Before you prequalify for mortgage loans, it is also important to shop around for the right lender. Each mortgage lender approaches the application review process in different ways. Some are more strict about applicant qualifications that others, which can affect your eligibility. Likewise, each lender sets its own interest rates and fees. In order to get the best mortgage rate possible, examine the annual percentage rate (APR) of multiple lenders before choosing where to apply.

Only Considering Conventional Mortgage Loans

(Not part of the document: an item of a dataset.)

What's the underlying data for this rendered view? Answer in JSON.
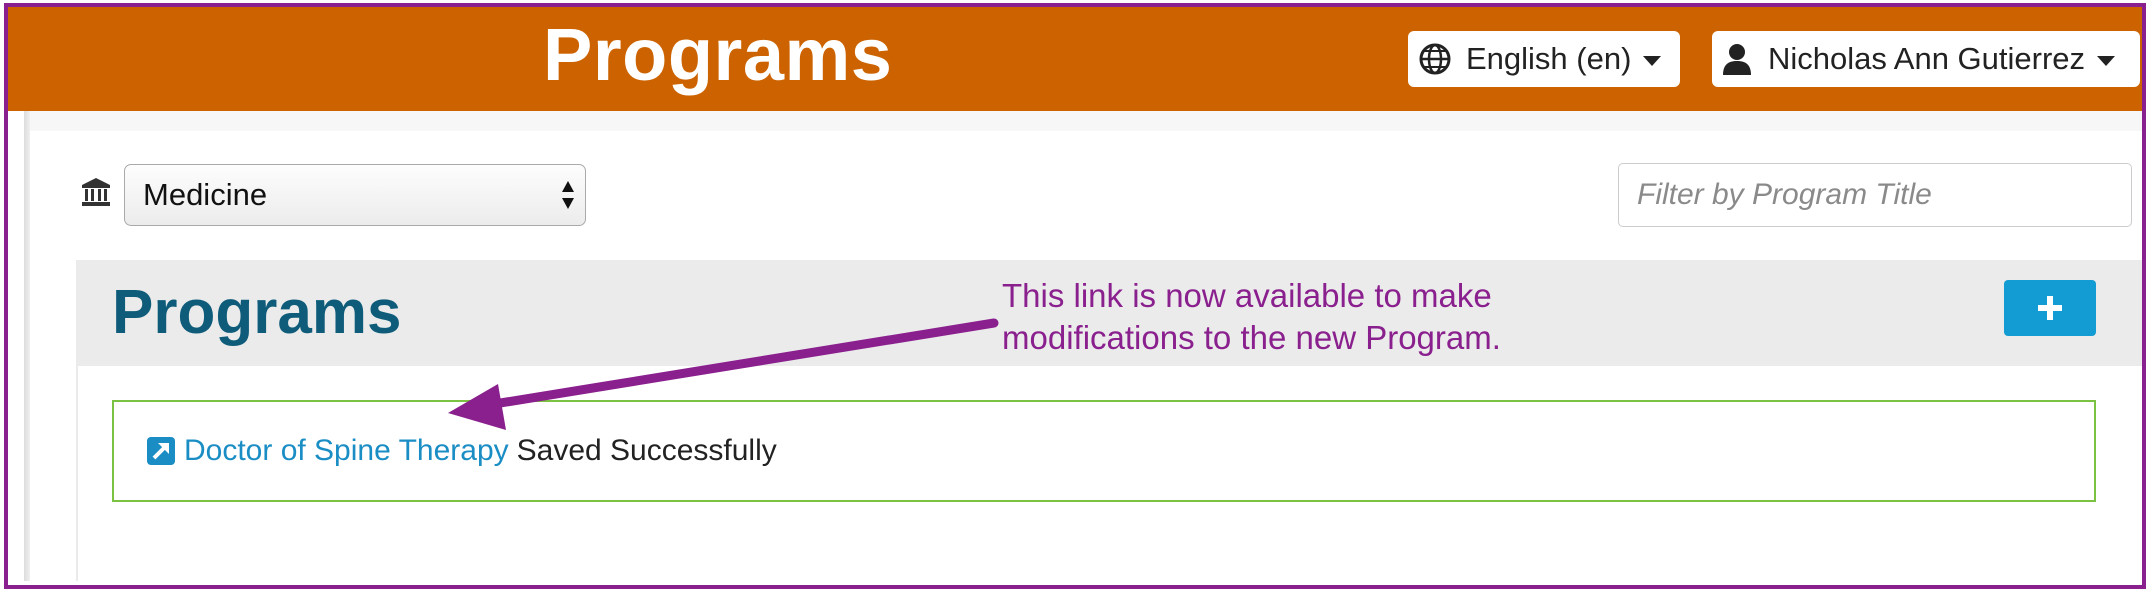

Conventional loans are offered by most mortgage lenders. However, many of these loans have strict qualifications attached, which makes getting a mortgage difficult for those with less-than-ideal credit. For this reason, entities such as the Federal Housing Association (FHA) offer government-backed loans to help applicants with lower credit scores. An FHA loan allows applicants with credit scores of at least 580 receive affordable rates with a small down payment. Other government-backed loans are also available through entities such as:

  • Fannie Mae
  • Freddie Mac
  • Department of Veterans Affairs (VA)
  • The U.S. Department of Agriculture (USDA)

In order to qualify for loans like these, you will need to meet additional requirements. For example, FHA guidelines state that only credit scores of 580 or above qualify for the minimum down payment option. Scores between 500 and 579 are required to pay a higher down payment in order to receive a loan. Alternately, the VA has no minimum credit requirement but only accepts service members, veterans and their families as applicants. If you are worried that you will not qualify for a conventional loan, consider one of these options to get approved and even save on your down payment.

For more information about government-backed loans, download our comprehensive guide.

Forgetting About Down Payment Assistance

Whether you apply for a conventional loan or a government-backed loan, there is often a minimum down payment required. Consider this your deposit on the property you want to buy. Depending on the type of loan you receive or the type of property you wish to buy, your minimum down payment can be quite high. Fortunately, many first time home buyer federal grants are available to help you reach this minimum. These are offered at the state and local level, so grant amounts may differ. In most cases, the funds can be applied toward the closing costs and other fees, as well as the down payment.

To use these grants for a minimum down payment for a house, you must meet certain requirements. As previously stated, many down payment grant programs focus on first-time homebuyers. The only requirement to qualify as a first-time homebuyer is that you have not purchased a home within a certain number of years. However, there are grants available for repeat buyers as well. Make sure to research the programs near you to learn about specific program qualifications.

Choosing to Waive the Home Inspection Option

While a property inspection adds additional costs to your budget, it is an important part of the home-buying process. In fact, many contracts include a clause regarding a buyer’s right to an inspection. Failure to have a property inspected before you buy it can lead to even more expenses if you are not careful. Certain issues are not easily visible to the untrained eye. To avoid paying for costly repairs after signing the contract, make sure to hire a trustworthy inspectors. When determining what to look for when buying a house, make sure the inspector examines the property for the following:

  • Mold
  • Termites and other infestations
  • Roof or structural damage
  • Leaks in plumbing or appliances